The iconic Blockhouse Bay Boat Club (BBBC) building that juts into the sea at Blockhouse Bay’s Te Whau point is a favourite resting place for sea birds. Lots of sea birds! The resulting mess and corrosion damage on the roof led to the club taking a different approach to bird proofing by installing nets to prevent birds resting there.
Blockhouse Bay local, Janice Adamson, says that two months ago concerns were raised about the potential to trap birds when the netting went up on the roof of the BBBC building.
Then, when an oystercatcher became trapped in the nets, it triggered a chain reaction against the club's bird proofing solution. A rescue was launched, and Janice reported that a small team had rescued the oystercatcher from the netting. “It's now in the safe care of BirdCare Aotearoa”, she said. “They pointed out these are a heavily protected species. DOC have been informed. Council have been informed. SPCA have been informed.
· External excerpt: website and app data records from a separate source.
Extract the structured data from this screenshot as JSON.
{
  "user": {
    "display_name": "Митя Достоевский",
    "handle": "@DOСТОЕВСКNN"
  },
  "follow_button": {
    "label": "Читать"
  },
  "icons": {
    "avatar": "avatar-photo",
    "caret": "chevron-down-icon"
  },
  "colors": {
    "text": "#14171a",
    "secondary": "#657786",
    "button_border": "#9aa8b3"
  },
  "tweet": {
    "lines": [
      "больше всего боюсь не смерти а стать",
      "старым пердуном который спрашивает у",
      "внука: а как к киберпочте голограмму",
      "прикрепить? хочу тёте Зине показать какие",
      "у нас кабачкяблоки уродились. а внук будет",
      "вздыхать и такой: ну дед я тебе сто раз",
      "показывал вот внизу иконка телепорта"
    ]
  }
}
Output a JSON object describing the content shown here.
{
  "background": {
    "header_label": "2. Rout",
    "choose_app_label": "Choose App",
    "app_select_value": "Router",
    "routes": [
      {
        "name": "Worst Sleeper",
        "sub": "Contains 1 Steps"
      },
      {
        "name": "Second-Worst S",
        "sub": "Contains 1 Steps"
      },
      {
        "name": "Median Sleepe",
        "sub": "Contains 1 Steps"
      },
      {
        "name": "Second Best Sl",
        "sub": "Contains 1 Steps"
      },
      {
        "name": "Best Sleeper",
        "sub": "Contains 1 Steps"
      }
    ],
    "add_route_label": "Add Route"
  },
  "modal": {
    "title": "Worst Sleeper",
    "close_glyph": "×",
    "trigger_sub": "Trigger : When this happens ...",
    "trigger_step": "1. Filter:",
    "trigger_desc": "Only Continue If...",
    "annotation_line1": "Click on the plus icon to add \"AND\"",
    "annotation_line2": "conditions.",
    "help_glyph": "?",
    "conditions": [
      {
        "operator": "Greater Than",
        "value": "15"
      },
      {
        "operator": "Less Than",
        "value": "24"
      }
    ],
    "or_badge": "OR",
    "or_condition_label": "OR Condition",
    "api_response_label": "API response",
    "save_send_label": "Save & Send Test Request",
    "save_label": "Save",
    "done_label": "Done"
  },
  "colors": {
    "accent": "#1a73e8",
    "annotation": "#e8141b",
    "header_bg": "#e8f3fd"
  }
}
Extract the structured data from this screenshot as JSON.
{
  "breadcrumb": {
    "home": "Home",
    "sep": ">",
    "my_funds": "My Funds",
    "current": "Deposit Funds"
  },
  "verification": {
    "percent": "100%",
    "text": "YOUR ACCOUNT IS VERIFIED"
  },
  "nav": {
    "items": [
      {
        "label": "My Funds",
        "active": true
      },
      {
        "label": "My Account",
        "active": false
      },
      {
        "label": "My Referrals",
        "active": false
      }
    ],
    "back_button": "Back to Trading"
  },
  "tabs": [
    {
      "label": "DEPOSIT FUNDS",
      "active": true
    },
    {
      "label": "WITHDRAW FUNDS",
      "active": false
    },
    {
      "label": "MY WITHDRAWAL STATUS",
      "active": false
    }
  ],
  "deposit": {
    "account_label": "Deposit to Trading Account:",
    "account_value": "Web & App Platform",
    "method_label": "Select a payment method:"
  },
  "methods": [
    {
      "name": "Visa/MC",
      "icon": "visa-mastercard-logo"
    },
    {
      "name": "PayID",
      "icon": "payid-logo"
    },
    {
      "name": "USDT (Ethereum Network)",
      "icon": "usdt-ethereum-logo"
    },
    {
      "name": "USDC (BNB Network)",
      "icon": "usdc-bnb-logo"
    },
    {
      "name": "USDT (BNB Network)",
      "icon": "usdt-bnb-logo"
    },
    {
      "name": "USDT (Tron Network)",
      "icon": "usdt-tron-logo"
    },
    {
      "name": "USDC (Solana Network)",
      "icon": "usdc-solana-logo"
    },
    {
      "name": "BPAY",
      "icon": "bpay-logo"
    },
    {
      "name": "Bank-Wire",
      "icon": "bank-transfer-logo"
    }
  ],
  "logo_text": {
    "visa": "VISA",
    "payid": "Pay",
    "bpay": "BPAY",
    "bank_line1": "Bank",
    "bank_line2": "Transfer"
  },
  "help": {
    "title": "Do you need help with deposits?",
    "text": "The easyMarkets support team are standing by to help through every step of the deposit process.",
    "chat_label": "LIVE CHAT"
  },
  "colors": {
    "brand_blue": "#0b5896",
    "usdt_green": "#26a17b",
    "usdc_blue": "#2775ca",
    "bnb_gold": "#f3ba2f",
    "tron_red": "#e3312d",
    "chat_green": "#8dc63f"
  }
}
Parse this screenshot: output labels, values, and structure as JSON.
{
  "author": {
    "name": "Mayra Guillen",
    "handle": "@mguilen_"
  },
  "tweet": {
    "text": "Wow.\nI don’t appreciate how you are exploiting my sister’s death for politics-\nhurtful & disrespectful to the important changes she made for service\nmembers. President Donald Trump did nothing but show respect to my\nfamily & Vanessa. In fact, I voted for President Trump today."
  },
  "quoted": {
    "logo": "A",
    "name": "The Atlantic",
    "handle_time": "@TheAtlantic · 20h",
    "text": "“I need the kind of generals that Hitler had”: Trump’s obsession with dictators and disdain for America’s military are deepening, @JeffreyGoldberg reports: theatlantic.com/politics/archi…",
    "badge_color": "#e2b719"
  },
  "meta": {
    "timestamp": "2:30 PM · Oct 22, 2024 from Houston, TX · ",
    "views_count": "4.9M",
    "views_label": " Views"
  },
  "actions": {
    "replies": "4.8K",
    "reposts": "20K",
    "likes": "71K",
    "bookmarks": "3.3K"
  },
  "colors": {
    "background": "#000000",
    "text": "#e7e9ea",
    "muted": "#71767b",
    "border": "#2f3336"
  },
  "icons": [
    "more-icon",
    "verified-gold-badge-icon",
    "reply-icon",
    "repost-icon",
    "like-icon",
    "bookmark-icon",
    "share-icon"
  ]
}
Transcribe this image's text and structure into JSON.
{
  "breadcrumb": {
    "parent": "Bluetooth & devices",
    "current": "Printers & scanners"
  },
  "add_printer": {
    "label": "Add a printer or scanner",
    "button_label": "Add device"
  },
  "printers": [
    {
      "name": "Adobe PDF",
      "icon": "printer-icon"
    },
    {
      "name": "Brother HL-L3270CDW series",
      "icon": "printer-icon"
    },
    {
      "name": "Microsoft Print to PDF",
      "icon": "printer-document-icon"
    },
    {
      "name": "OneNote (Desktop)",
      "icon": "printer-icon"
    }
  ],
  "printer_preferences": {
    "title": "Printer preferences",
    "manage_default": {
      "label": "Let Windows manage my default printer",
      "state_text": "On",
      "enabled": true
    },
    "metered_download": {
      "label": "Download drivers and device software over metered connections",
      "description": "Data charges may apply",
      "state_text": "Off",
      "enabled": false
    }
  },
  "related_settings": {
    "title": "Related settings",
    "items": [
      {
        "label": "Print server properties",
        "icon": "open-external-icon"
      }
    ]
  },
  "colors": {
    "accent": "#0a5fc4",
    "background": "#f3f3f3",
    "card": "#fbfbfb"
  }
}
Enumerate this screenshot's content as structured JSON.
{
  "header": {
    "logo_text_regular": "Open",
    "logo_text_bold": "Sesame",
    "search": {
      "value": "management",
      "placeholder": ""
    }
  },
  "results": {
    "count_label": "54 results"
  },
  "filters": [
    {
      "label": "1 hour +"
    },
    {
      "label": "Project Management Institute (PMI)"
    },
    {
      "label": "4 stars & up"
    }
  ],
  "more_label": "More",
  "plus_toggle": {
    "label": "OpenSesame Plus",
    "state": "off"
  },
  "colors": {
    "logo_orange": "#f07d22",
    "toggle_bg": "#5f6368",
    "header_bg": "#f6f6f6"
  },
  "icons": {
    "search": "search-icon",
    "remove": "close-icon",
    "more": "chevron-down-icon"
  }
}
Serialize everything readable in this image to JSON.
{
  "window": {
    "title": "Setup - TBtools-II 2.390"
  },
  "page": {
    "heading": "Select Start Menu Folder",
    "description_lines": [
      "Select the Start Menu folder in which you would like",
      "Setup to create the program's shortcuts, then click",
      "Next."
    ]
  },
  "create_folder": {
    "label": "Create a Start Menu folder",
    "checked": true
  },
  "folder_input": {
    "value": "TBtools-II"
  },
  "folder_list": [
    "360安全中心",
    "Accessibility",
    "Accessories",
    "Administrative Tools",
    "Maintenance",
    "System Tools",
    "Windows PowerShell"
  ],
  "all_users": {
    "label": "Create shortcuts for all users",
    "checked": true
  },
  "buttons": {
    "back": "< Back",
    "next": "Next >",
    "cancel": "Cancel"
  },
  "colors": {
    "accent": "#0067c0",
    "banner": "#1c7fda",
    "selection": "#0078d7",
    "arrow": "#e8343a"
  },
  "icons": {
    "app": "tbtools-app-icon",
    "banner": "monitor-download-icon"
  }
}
The netting needs to come down urgently." It was soon revealed that this could be at least the second bird that had been caught in the nets.
Fortunately, the trapped oystercatcher was not seriously injured. Dr Lynne Miller, BirdCare Aotearoa stated "They are such a high-stress bird and don't like being handled at all. Having them in the hospital can result in secondary damage to the bird just through stress, so unless the bird is at death's door, we treat them fast and release them as soon as possible. We can and do use physiotherapy, including cold laser treatment that really speeds up healing. Add Meloxicam - a great NSAID for birds - and they turn corners fast! In this case the bird had a wing strain, so after treating it we made sure it was underway to recovery and pain free before releasing it, and now we just keep our fingers crossed that it makes a full recovery in the wild."
Ironically, BBBC trades on peoples love of birds on its website, which says:
Blockhouse Bay Boat Club is located at the end of Endeavour St, at the southwest (seaward) arm of Blockhouse Bay Beach Reserve, over the tide.
Fraser Bruce is the only person who appears publicly in relation to the BBBC and on its website it does not seem to be a club that one can join. In recent years there have been no boating activities at the club and many hirers are spiritual organisations.
After a social media backlash regarding the nets harming endangered species, Whau Local Board member Jessica Rose worked on a solution with the Department of Conservation. Harming any protected species is an offence under the Wildlife Act.
Hopes for a quick resolution were fading as Beacon went to print. When BBBC was contacted, Fraser said that the issue was "in process" before he ended the call.